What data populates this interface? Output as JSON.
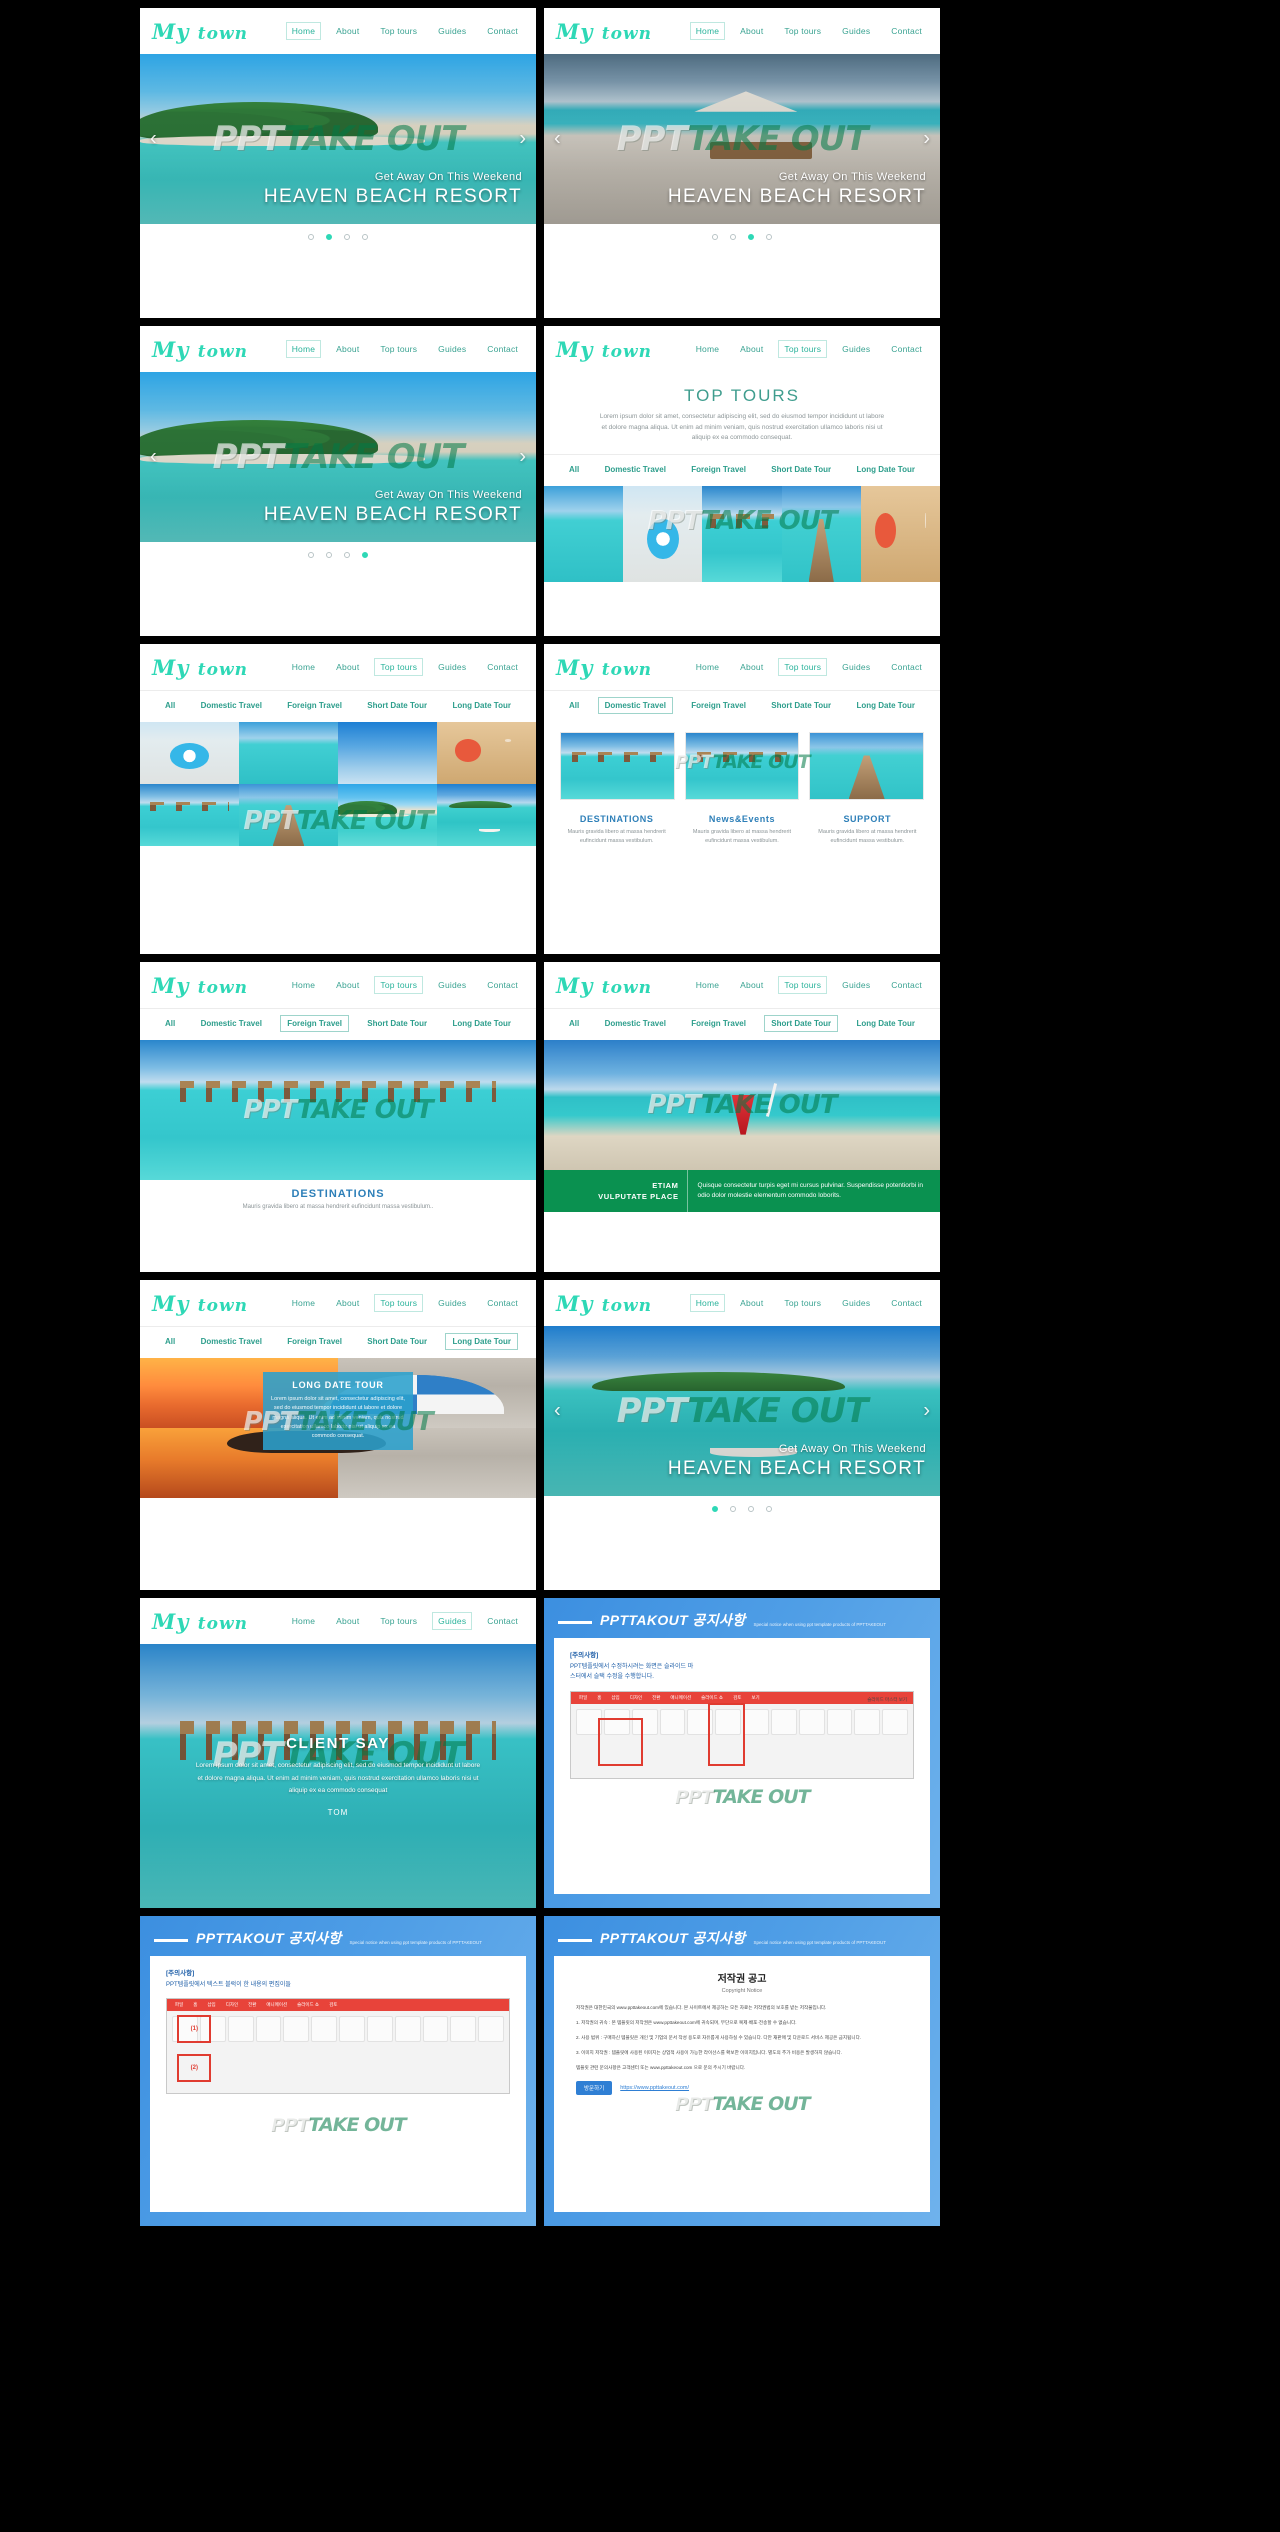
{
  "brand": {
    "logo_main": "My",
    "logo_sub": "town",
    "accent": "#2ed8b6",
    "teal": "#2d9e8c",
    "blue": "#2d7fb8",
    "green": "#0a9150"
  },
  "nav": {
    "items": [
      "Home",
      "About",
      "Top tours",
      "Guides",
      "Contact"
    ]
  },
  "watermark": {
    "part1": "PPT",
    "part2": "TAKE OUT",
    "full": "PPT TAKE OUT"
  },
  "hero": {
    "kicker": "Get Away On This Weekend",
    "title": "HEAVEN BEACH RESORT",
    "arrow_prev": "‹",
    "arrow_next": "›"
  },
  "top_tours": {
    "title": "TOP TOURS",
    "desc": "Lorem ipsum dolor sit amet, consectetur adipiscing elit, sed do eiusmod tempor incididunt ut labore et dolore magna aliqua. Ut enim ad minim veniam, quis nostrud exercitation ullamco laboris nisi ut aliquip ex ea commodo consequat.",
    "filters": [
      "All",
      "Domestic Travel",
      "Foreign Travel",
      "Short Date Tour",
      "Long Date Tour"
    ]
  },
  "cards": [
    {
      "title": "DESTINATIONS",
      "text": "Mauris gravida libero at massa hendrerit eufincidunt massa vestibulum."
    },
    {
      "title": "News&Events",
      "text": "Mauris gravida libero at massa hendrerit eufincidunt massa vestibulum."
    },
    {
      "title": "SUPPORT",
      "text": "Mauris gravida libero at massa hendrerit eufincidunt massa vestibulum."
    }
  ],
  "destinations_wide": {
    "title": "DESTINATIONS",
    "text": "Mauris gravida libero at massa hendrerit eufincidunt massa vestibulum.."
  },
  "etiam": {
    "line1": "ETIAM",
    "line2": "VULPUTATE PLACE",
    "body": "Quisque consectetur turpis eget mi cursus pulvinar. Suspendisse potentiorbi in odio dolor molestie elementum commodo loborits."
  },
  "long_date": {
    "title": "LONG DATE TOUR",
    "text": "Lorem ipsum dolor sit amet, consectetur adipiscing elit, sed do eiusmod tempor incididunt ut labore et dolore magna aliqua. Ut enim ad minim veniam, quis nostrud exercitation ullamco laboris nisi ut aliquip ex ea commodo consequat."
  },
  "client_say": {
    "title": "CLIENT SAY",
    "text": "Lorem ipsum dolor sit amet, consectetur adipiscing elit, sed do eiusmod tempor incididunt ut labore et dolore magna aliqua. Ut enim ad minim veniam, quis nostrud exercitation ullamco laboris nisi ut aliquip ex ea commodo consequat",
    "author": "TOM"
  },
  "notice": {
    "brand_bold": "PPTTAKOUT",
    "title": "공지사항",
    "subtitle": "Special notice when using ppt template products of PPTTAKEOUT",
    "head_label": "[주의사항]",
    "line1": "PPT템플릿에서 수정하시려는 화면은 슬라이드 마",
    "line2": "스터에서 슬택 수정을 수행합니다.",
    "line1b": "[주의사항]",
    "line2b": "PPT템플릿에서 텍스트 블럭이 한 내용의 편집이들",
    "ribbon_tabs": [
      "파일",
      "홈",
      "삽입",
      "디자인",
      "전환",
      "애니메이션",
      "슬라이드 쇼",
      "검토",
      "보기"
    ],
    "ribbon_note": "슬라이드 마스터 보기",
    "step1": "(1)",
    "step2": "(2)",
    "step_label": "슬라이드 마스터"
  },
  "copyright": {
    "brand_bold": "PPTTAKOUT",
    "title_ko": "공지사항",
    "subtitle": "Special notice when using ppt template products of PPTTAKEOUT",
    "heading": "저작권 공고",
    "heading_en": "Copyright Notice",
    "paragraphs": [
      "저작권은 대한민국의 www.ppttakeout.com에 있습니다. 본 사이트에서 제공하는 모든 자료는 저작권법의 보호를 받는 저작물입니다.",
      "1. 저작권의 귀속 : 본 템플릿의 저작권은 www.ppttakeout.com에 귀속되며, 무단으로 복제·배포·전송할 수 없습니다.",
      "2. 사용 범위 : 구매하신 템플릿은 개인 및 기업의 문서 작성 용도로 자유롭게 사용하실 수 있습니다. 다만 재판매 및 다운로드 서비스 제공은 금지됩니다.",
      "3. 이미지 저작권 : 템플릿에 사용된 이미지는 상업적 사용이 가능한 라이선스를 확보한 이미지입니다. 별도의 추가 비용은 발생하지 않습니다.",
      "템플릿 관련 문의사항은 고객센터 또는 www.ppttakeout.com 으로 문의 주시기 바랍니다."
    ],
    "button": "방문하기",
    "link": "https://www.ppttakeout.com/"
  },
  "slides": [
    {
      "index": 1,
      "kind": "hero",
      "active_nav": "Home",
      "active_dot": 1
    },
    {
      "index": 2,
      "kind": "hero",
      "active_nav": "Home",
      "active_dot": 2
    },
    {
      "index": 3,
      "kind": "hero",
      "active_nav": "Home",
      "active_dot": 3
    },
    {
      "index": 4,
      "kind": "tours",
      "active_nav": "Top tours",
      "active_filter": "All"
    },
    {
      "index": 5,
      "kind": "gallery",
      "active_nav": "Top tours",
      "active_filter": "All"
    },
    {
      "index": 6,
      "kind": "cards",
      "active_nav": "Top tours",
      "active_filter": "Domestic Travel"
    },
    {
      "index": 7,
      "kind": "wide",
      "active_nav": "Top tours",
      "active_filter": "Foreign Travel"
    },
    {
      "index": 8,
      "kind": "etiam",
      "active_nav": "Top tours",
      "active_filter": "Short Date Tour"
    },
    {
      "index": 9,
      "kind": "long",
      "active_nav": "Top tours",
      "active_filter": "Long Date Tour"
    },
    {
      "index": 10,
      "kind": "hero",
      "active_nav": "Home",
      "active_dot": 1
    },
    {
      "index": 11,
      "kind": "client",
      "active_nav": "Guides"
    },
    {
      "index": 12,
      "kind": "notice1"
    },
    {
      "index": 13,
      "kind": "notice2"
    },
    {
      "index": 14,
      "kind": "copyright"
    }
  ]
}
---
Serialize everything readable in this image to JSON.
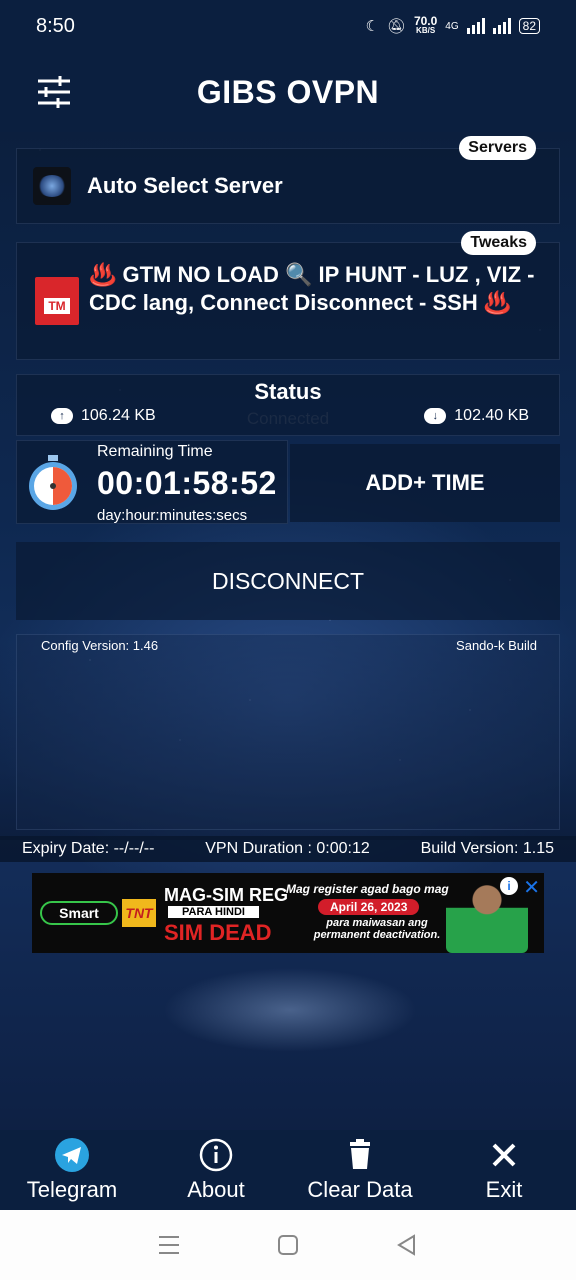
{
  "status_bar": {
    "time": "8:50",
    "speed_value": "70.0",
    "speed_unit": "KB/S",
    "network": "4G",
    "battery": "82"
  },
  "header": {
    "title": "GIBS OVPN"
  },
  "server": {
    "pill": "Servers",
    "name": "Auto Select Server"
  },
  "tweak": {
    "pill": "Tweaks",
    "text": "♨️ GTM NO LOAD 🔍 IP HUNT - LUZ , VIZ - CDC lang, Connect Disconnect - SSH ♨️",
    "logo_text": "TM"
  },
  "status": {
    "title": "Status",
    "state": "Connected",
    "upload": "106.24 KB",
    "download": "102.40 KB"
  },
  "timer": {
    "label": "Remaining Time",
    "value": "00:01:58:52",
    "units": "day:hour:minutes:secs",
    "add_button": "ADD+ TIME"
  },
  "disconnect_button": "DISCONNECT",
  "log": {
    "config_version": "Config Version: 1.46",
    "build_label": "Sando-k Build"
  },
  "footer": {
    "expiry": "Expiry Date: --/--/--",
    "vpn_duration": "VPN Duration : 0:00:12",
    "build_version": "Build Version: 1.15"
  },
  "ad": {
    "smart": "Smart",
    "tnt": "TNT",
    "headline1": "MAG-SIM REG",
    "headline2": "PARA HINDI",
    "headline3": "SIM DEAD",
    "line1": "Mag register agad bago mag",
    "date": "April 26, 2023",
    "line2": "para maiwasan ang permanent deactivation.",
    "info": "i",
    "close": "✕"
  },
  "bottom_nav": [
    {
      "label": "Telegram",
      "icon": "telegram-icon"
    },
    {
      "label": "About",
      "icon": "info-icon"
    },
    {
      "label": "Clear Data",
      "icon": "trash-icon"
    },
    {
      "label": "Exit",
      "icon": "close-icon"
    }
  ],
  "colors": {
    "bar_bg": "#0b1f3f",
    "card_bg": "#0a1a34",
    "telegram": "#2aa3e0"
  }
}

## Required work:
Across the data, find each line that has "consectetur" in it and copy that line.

## Reply:
    "desc": "Lorem ipsum dolor sit amet, consectetur adipiscing elit, sed do eiusmod tempor incididunt ut labore et dolore magna aliqua. Ut enim ad minim veniam, quis nostrud exercitation ullamco laboris nisi ut aliquip ex ea commodo consequat.",
    "body": "Quisque consectetur turpis eget mi cursus pulvinar. Suspendisse potentiorbi in odio dolor molestie elementum commodo loborits."
    "text": "Lorem ipsum dolor sit amet, consectetur adipiscing elit, sed do eiusmod tempor incididunt ut labore et dolore magna aliqua. Ut enim ad minim veniam, quis nostrud exercitation ullamco laboris nisi ut aliquip ex ea commodo consequat."
    "text": "Lorem ipsum dolor sit amet, consectetur adipiscing elit, sed do eiusmod tempor incididunt ut labore et dolore magna aliqua. Ut enim ad minim veniam, quis nostrud exercitation ullamco laboris nisi ut aliquip ex ea commodo consequat",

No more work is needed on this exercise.